Work to complete: How many lines of the listing below hold the word "data"? Answer with the number alone.

>>>>

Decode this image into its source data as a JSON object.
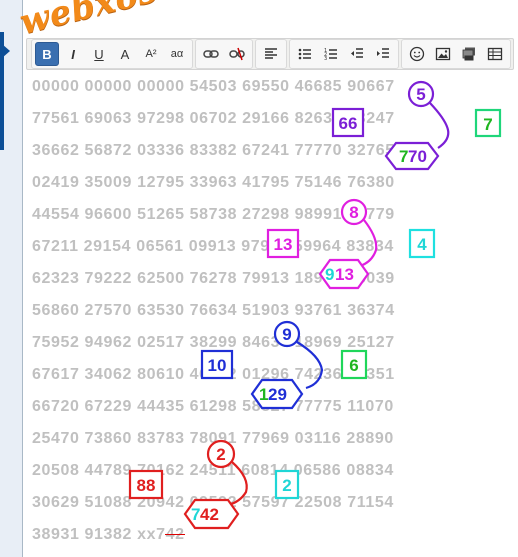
{
  "watermark": "webxoso.net",
  "toolbar": {
    "bold": "B",
    "italic": "I",
    "underline": "U",
    "text_color": "A",
    "font_size_up": "A²",
    "font_size_down": "aα",
    "link": "🔗",
    "unlink": "⛓",
    "align": "≡",
    "bullets": "•≡",
    "numbered": "1≡",
    "outdent": "⇤",
    "indent": "⇥",
    "emoji": "☺",
    "image": "▣",
    "media": "▦",
    "more": "▤"
  },
  "rows": [
    "00000 00000 00000 54503 69550 46685 90667",
    "77561 69063 97298 06702 29166 82632 03247",
    "36662 56872 03336 83382 67241 77770 32765",
    "02419 35009 12795 33963 41795 75146 76380",
    "44554 96600 51265 58738 27298 98991 81779",
    "67211 29154 06561 09913 97954 59964 83834",
    "62323 79222 62500 76278 79913 18932 88039",
    "56860 27570 63530 76634 51903 93761 36374",
    "75952 94962 02517 38299 84630 18969 25127",
    "67617 34062 80610 46982 01296 74236 36351",
    "66720 67229 44435 61298 58827 77775 11070",
    "25470 73860 83783 78091 77969 03116 28890",
    "20508 44789 70162 24511 60814 06586 08834",
    "30629 51088 20942 09592 57597 22508 71154",
    "38931 91382 xx742"
  ],
  "annotations": [
    {
      "group": "purple",
      "color": "#7b1fd6",
      "circle": "5",
      "square": "66",
      "hex": "770",
      "hex_lead": "7",
      "hex_lead_color": "#1fb51f",
      "box2": "7",
      "box2_color": "#1fd67a"
    },
    {
      "group": "magenta",
      "color": "#e01fe0",
      "circle": "8",
      "square": "13",
      "hex": "913",
      "hex_lead": "9",
      "hex_lead_color": "#1fd6d6",
      "box2": "4",
      "box2_color": "#1fe0e0"
    },
    {
      "group": "blue",
      "color": "#1f2fd6",
      "circle": "9",
      "square": "10",
      "hex": "129",
      "hex_lead": "1",
      "hex_lead_color": "#1fb51f",
      "box2": "6",
      "box2_color": "#1fd65a"
    },
    {
      "group": "red",
      "color": "#e01f1f",
      "circle": "2",
      "square": "88",
      "hex": "742",
      "hex_lead": "7",
      "hex_lead_color": "#1fd6d6",
      "box2": "2",
      "box2_color": "#1fd6d6"
    }
  ]
}
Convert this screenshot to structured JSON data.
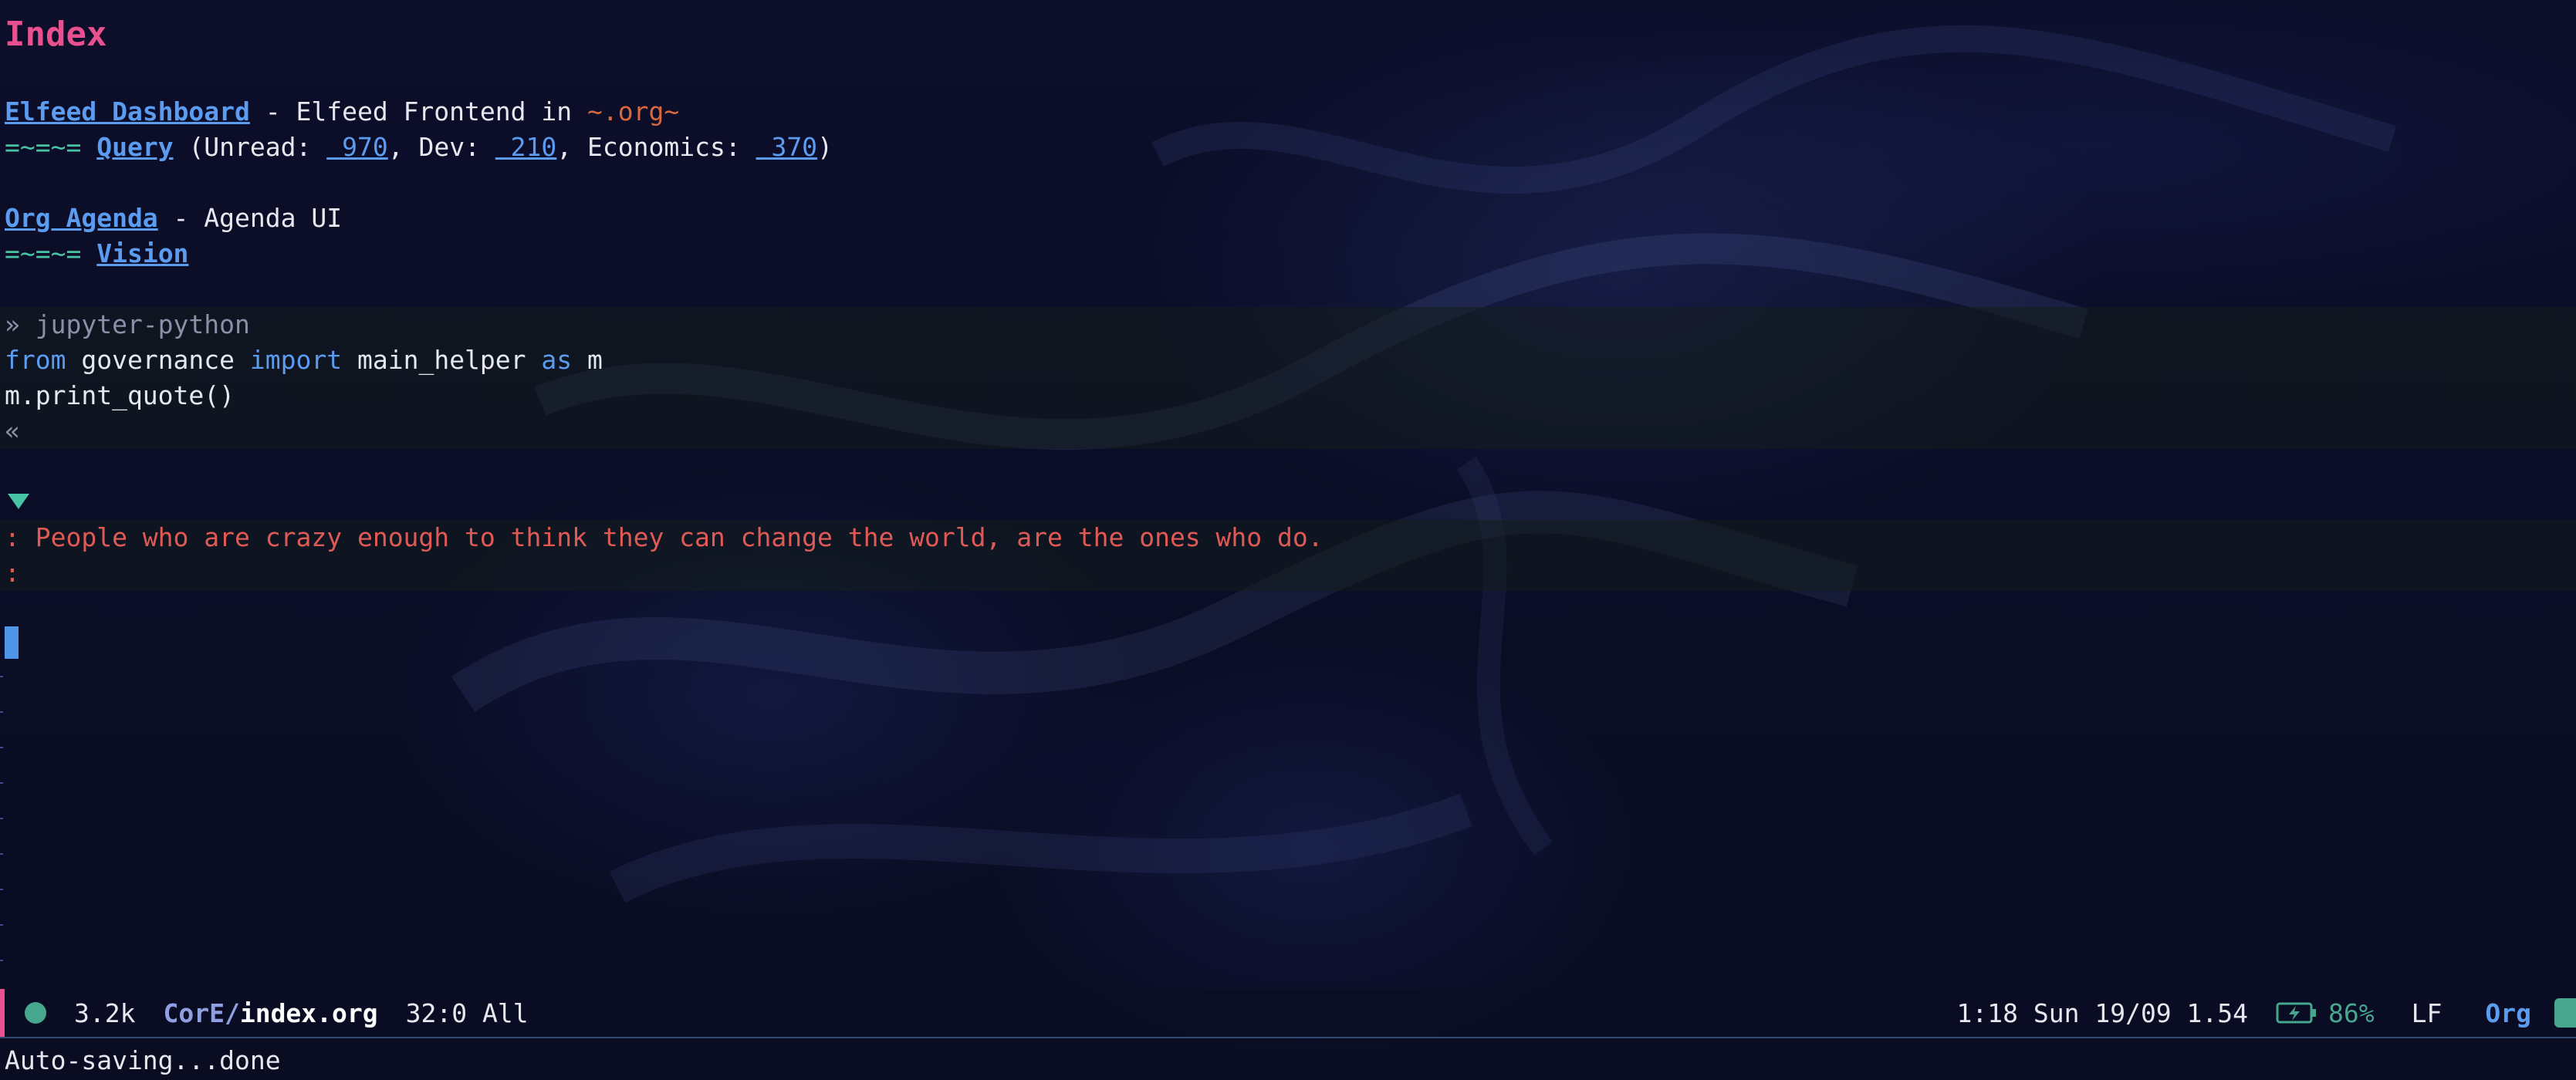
{
  "buffer": {
    "title": "Index",
    "elfeed": {
      "link": "Elfeed Dashboard",
      "dash": " - Elfeed Frontend in ",
      "verbatim": "~.org~",
      "bullet": "=~=~=",
      "query_link": "Query",
      "unread_label": "(Unread: ",
      "unread_count": " 970",
      "dev_label": ", Dev: ",
      "dev_count": " 210",
      "economics_label": ", Economics: ",
      "economics_count": " 370",
      "close_paren": ")"
    },
    "agenda": {
      "link": "Org Agenda",
      "dash": " - Agenda UI",
      "bullet": "=~=~=",
      "vision_link": "Vision"
    },
    "src_block": {
      "begin": "» jupyter-python",
      "line1_from": "from",
      "line1_module": " governance ",
      "line1_import": "import",
      "line1_name": " main_helper ",
      "line1_as": "as",
      "line1_alias": " m",
      "line2": "m.print_quote()",
      "end": "«"
    },
    "results": {
      "line1": ": People who are crazy enough to think they can change the world, are the ones who do.",
      "line2": ":"
    }
  },
  "modeline": {
    "size": "3.2k",
    "dir": "CorE/",
    "file": "index.org",
    "position": "32:0 All",
    "time": "1:18 Sun 19/09 1.54",
    "battery": "86%",
    "eol": "LF",
    "mode": "Org"
  },
  "echo_area": {
    "message": "Auto-saving...done"
  },
  "colors": {
    "background": "#0b0d24",
    "title": "#e8508f",
    "link": "#5b9cf0",
    "accent_green": "#46a68e",
    "result_red": "#e05a55",
    "verbatim_orange": "#d9683e"
  }
}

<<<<

Result for this task: 2